CristFlorida Gov. Charlie Crist has talked up his independent run for Senate as a "freeing" experience, telling voters that since he left the GOP this spring, he's no longer a slave to either political party. But with less than two months before Election Day, Crist is starting to experience the downsides of running a third-party bid in one of the most closely watched races in the country.
For one, Crist will no longer be near the top of the ballot when voters head to the polls 47 days from now. As the St. Petersburg Times' Adam Smith reports, Crist will be listed ninth out of a field of 10 candidates on the Senate ballot this year. Republican Marco Rubio and Democrat Kendrick Meek, his top rivals, will be near the top of the ballot. "It's an issue, obviously," a disappointed Crist said yesterday.

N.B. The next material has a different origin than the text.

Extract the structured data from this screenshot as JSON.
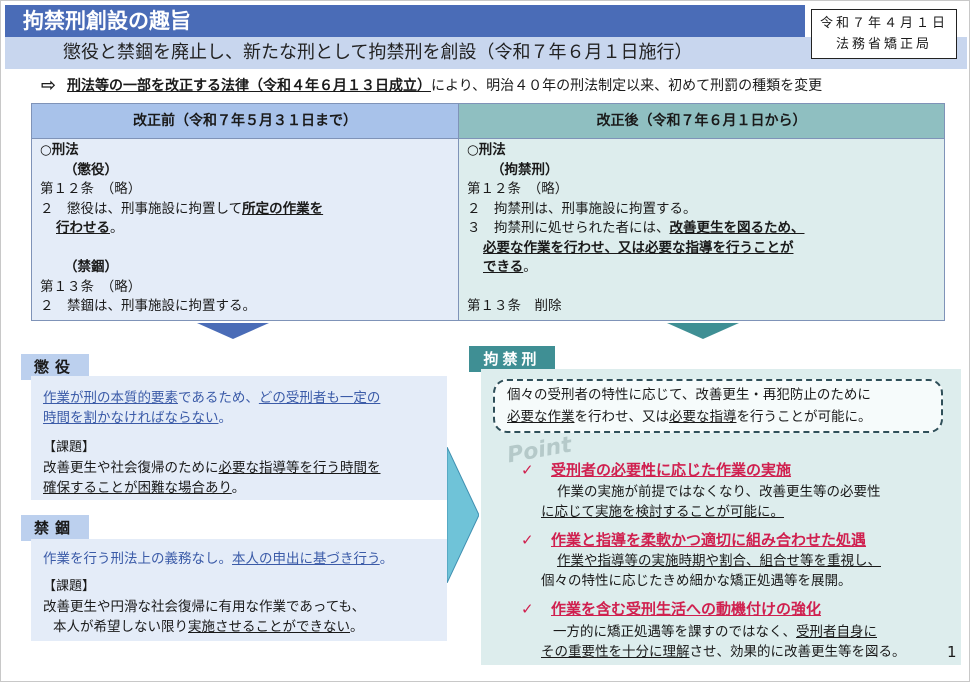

Another downside: Crist doesn't have any political party or like-minded outside group willing to spend cash on his behalf. That means Crist is all on his own when it comes to advocating his candidacy and defending himself against attacks — an expensive, multi-front challenge in Crist's case. Not only are Rubio and Meek focusing more on Crist than they are on each other, but the Florida governor is also under fire from independent groups working to elect Republicans, including the U.S. Chamber of Commerce.Read More »from Crist learns the downside of a third-party bid in Florida